BoingBoing, a directory of wonderful things by Cory Doctorow
YouTube Video - first political 1984 image of the Apple commercial of Hillary, but replaced by the President of Tunisia, created four years before the one that generated national attention
The Internet in 2018... Looking Ahead?
From a policy perspective, seven areas of change:
1. - broadband for all. the price of admission should be free and universal.
2. - network neutrality. no more focus on a multi-tiered structure that preferences content where you pay to play, or else find yourself on the slow lane. amazon and ebay have been most vocal about this issue.
3. - intermediary liability, and third-party content
4. - privacy, and ensuring that we have security bridge disclosure information
5. - fair dealing / fair use, and the balance between user and creator rights (over-protecting vs under-protecting that should be interpreted more broadly. for instance, parody is not covered.)
6. - digital rights management: and that DRMCA legislation in the US has a direct impact in our fair use rights, including reviews or printed criticisms and turns them into infringement offenses. This affects everybody.
7. - public domain, and not just talk the talk but walk the walk, as well. if we argue for on no more than a cost-recovery basis.
HANDS OFF INTERNET APPROACH:
When we think about 2018, the government

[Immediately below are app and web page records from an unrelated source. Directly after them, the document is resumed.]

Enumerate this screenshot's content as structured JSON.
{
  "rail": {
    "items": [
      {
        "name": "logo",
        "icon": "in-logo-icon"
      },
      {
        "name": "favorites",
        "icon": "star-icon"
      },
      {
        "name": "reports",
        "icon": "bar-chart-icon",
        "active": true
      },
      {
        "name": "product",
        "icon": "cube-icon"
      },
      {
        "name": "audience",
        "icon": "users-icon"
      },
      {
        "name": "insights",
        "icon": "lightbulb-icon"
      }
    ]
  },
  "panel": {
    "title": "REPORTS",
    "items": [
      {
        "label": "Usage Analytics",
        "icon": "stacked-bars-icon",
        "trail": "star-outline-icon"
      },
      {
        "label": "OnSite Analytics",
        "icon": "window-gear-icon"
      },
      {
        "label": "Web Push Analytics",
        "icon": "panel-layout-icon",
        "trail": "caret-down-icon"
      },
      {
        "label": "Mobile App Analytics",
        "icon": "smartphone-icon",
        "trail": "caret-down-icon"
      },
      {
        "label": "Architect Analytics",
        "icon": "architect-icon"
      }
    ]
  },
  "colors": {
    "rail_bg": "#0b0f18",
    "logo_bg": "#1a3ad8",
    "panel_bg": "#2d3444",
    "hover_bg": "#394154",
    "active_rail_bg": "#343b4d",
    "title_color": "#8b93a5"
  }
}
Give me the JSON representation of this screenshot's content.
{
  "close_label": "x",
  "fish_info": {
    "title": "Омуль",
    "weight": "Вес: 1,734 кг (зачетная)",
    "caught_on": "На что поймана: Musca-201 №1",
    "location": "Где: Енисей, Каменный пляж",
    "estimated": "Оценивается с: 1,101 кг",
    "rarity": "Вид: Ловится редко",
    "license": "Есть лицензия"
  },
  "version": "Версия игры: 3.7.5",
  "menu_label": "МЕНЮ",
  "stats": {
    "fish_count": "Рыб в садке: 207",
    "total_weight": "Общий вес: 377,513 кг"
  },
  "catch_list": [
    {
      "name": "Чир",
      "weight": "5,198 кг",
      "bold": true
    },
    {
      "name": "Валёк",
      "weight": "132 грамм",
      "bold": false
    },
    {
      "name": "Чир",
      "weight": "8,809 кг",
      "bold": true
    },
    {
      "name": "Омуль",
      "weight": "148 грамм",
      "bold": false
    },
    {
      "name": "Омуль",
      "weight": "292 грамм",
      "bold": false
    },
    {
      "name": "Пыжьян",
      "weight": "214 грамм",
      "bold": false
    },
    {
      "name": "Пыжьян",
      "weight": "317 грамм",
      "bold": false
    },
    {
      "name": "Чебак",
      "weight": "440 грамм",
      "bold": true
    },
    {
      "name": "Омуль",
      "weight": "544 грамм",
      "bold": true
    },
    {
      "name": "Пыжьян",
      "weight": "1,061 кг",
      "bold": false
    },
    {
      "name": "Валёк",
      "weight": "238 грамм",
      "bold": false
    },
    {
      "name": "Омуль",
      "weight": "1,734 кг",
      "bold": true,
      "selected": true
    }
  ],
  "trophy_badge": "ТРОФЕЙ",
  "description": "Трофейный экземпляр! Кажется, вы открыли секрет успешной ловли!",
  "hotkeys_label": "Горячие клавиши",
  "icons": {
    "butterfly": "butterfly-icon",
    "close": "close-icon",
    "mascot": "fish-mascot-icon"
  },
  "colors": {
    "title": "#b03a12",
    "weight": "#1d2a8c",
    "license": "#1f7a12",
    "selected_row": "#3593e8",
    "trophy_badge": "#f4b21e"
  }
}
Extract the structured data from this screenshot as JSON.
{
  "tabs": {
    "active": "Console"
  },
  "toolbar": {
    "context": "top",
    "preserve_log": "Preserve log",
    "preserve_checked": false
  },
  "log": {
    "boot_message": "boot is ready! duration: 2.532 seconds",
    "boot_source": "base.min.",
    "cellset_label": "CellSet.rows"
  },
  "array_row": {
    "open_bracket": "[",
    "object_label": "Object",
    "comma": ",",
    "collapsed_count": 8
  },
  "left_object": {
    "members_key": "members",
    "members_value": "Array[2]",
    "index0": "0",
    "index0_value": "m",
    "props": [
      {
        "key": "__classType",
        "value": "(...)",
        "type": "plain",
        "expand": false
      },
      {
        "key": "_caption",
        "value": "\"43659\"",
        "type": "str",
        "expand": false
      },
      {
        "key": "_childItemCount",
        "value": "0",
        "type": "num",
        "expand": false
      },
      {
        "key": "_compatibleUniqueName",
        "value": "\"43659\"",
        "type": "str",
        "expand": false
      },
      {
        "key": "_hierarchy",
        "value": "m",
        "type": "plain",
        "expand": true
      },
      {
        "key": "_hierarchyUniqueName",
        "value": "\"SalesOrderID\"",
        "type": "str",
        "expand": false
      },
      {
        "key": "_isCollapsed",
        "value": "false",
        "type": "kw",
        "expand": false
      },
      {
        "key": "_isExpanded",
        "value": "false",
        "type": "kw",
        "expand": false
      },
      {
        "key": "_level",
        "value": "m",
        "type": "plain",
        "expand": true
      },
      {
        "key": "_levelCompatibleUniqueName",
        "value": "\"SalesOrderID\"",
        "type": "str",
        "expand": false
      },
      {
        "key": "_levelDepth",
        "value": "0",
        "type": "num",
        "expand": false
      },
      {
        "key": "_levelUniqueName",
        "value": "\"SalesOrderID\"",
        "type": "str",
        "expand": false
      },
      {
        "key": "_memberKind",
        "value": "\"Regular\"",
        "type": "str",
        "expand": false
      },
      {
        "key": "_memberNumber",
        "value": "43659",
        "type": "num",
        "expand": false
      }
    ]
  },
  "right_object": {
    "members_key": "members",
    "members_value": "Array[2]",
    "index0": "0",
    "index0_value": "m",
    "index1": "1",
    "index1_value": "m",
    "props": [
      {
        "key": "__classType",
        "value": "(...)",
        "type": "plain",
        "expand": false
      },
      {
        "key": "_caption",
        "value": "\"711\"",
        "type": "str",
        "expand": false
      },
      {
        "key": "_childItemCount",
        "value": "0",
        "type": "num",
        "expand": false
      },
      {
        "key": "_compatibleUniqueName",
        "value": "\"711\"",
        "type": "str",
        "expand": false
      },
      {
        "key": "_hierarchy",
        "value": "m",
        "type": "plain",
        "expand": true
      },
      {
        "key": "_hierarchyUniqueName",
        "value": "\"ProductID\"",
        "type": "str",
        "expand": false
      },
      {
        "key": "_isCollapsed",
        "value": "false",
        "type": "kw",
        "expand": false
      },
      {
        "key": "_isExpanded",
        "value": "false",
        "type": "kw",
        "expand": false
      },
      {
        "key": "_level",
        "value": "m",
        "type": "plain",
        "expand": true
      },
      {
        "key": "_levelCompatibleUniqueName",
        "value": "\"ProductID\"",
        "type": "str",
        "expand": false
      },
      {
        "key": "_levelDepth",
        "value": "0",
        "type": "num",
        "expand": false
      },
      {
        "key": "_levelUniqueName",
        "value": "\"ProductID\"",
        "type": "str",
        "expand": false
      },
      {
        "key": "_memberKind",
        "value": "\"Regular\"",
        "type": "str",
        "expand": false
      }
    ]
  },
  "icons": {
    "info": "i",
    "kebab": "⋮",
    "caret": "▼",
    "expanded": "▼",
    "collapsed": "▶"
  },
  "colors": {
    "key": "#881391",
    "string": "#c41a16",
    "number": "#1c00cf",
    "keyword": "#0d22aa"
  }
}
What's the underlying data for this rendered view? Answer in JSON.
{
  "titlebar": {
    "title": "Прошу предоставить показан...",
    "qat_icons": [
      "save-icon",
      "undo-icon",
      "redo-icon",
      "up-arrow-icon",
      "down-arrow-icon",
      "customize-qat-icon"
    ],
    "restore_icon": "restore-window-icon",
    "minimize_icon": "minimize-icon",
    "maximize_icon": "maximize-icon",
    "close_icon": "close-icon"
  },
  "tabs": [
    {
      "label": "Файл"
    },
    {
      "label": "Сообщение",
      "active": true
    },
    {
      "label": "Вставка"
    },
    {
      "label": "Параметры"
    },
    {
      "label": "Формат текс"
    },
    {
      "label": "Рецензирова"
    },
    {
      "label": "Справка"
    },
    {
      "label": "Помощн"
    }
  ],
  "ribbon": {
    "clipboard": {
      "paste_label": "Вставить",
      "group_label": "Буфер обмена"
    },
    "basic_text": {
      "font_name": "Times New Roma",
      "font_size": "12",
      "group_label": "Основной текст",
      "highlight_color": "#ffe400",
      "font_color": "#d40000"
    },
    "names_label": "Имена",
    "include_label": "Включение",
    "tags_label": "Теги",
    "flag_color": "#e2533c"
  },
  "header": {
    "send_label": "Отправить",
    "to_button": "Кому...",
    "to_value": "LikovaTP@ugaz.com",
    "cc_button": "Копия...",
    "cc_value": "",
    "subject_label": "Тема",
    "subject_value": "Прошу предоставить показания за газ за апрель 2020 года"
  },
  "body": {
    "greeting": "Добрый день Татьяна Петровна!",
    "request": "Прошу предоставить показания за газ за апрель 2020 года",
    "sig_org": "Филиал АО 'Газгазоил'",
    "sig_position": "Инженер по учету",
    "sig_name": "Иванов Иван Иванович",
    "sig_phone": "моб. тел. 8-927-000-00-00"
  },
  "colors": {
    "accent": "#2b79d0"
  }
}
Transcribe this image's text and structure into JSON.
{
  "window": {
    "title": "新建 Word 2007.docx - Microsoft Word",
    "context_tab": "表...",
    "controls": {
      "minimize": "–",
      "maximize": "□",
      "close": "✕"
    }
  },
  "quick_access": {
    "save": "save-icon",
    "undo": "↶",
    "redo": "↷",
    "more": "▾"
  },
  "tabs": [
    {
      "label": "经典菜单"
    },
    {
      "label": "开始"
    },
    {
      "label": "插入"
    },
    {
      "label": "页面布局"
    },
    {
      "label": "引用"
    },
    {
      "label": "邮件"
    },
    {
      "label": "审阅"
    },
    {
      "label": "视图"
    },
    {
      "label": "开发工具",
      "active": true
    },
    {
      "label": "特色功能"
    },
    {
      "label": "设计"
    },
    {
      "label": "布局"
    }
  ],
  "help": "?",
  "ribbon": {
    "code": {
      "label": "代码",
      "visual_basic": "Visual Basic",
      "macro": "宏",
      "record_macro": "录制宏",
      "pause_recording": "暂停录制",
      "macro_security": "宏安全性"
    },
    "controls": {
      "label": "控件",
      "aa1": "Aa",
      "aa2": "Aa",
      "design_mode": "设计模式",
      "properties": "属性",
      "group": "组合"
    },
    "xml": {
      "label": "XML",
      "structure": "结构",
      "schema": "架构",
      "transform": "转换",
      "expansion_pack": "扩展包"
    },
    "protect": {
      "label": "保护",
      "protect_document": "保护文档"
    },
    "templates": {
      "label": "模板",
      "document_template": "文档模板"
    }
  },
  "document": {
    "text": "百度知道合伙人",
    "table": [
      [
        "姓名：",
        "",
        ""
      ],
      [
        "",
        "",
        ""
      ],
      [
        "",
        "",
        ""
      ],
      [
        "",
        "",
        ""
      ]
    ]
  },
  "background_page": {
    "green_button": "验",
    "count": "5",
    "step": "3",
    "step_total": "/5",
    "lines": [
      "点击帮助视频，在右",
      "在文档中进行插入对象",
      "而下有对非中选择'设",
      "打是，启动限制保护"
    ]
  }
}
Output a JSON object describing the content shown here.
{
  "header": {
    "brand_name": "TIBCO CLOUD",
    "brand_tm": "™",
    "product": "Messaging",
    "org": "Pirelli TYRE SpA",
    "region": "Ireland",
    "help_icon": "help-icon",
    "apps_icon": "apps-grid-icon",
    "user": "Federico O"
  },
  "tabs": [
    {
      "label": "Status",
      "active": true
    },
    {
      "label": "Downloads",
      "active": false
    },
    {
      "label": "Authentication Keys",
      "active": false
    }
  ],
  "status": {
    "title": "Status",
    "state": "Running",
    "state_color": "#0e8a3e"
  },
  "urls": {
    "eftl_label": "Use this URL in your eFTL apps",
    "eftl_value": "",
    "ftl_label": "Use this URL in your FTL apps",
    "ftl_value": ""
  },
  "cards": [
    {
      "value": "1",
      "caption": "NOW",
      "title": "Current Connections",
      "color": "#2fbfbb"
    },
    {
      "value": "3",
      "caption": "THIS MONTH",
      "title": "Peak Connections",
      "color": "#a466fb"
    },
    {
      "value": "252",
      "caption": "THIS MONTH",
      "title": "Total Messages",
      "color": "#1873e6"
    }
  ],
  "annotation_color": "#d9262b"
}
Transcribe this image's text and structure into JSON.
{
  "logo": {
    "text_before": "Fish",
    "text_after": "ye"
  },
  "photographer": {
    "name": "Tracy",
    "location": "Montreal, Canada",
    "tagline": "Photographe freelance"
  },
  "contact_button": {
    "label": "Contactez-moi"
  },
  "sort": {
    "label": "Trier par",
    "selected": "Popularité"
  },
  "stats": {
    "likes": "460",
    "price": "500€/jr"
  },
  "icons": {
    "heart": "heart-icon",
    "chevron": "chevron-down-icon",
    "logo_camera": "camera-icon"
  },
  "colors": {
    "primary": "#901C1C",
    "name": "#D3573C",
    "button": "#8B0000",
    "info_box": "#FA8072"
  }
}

Future keynote speakers that I'd like to see at MWW2008 is Henry Jenkins from MIT. He'd reframe the trope of checking the basal temperature of the internet in 2008 and explode it off the wall. And he'd actually frame opinions about why the things that are happening on the web are happening at all. I wonder why museums don't try and convince him to speak out into our territory more.